Today’s column starts with a wrap-up of the discussion on intergenerational equity. Afterwards, I turn to address the budget rule for spending petroleum revenues or Government Take, known as the “permanent income hypothesis budget rule”.
Last week’s column had argued that, essentially, the term intergenerational equity seeks to convey the notion of “fairness across and not within generations”. Given this 1) the expected increasing cost to retrieve petroleum discoveries as well as their ultimately finite nature; 2) the environmental damage historically associated with petroleum; and, 3) Guyana’s Green State Development Vision, together combine to make this particular development challenge, especially acute. Environmental economics acknowledges two different ways of looking at the requirement to ensure future generations can supply their needs. These two ways are termed “weak” and “strong” sustainability. These are discussed below.

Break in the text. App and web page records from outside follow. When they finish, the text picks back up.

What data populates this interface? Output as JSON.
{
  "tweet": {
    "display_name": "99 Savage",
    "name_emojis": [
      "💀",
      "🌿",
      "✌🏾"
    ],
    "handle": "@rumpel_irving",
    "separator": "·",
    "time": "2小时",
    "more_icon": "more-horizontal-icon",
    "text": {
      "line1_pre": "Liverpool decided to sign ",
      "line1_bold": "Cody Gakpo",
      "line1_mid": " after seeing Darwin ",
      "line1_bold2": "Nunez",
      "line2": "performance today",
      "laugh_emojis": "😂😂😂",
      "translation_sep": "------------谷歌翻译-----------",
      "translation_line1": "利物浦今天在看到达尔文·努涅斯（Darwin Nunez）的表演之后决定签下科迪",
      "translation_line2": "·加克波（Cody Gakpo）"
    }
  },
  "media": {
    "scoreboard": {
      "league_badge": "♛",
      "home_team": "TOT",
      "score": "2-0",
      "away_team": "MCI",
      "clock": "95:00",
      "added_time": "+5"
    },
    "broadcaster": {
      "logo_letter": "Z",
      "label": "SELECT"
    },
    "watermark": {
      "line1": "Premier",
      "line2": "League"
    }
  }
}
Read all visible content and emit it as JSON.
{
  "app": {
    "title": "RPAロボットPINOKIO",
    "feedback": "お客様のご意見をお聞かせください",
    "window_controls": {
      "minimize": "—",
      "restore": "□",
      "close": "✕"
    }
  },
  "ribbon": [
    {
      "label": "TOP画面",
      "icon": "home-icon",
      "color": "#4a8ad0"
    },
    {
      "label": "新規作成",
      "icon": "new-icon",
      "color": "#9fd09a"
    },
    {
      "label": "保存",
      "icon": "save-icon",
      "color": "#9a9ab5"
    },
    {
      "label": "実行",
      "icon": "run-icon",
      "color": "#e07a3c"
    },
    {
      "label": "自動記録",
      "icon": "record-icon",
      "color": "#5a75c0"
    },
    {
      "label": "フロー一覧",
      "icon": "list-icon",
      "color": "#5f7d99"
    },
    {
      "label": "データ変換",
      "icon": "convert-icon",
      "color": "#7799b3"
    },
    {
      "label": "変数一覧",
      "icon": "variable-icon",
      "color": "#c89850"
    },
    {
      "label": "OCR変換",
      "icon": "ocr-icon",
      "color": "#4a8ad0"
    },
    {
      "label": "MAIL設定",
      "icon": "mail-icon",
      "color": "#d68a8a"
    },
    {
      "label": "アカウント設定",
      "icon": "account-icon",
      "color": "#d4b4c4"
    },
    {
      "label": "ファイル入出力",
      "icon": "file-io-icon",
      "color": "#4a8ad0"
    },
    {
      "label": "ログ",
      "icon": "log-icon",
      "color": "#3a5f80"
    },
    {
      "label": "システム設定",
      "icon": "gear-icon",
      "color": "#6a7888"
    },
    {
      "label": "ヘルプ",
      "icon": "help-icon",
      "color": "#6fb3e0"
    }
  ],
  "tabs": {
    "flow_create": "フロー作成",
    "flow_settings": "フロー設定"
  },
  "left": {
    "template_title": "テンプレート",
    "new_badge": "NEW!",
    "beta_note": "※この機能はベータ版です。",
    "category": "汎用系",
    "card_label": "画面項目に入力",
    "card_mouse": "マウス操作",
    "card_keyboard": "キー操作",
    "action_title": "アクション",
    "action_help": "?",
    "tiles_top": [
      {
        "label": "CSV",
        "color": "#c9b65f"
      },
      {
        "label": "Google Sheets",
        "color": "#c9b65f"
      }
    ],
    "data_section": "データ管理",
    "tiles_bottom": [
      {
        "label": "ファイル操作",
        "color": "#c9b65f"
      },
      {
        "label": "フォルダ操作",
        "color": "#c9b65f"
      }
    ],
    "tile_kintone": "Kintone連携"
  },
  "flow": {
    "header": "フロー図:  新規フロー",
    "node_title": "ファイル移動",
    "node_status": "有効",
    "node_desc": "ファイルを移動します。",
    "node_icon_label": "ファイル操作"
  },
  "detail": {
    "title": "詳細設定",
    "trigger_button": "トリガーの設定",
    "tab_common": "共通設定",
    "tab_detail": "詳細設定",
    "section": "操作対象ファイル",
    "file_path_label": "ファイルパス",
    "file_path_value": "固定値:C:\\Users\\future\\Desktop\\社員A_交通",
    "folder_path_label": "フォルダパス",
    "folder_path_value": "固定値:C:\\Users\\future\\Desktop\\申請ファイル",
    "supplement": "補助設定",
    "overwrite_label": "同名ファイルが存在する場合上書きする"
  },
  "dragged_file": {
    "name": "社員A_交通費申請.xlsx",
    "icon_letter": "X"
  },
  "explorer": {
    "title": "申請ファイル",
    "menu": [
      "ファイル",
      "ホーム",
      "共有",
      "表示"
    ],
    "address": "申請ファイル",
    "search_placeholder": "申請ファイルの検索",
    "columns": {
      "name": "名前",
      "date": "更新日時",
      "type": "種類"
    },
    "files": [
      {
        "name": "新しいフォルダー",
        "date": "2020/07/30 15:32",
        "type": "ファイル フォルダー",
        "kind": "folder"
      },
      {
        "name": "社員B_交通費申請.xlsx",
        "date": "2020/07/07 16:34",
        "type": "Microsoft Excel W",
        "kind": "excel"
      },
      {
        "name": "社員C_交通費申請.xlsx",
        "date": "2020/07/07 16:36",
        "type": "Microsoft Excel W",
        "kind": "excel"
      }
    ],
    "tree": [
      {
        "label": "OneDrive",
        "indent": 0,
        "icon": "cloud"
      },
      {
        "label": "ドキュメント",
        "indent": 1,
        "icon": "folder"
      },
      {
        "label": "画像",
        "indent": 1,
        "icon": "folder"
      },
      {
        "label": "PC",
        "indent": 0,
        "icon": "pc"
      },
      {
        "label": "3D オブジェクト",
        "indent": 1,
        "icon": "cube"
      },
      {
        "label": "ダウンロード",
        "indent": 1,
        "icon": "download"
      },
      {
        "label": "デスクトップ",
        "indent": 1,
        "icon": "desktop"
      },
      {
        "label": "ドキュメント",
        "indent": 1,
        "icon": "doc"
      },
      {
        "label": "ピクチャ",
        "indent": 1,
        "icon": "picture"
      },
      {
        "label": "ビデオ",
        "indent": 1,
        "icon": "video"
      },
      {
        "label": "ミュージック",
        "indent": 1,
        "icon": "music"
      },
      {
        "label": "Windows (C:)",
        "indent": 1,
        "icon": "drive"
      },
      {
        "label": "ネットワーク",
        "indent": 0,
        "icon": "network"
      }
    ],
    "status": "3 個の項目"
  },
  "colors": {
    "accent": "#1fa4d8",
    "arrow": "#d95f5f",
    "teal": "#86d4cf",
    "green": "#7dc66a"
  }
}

Weak sustainability posits that, Guyana’s natural resources (or natural capital) should be available not only to the generation, which “discovers” these, but all future generations as well. Fairness requires future generations are compensated through providing for them, at the minimum, alternative sources of wealth creation derived from the use of natural resource discoveries. In this regard, environmental economics acknowledges both man-made capital (human capital) and natural capital (natural resources). Weak sustainability therefore, requires that human capital is substituted to its equivalent for natural capital, if this capital is depleted in any given generation…..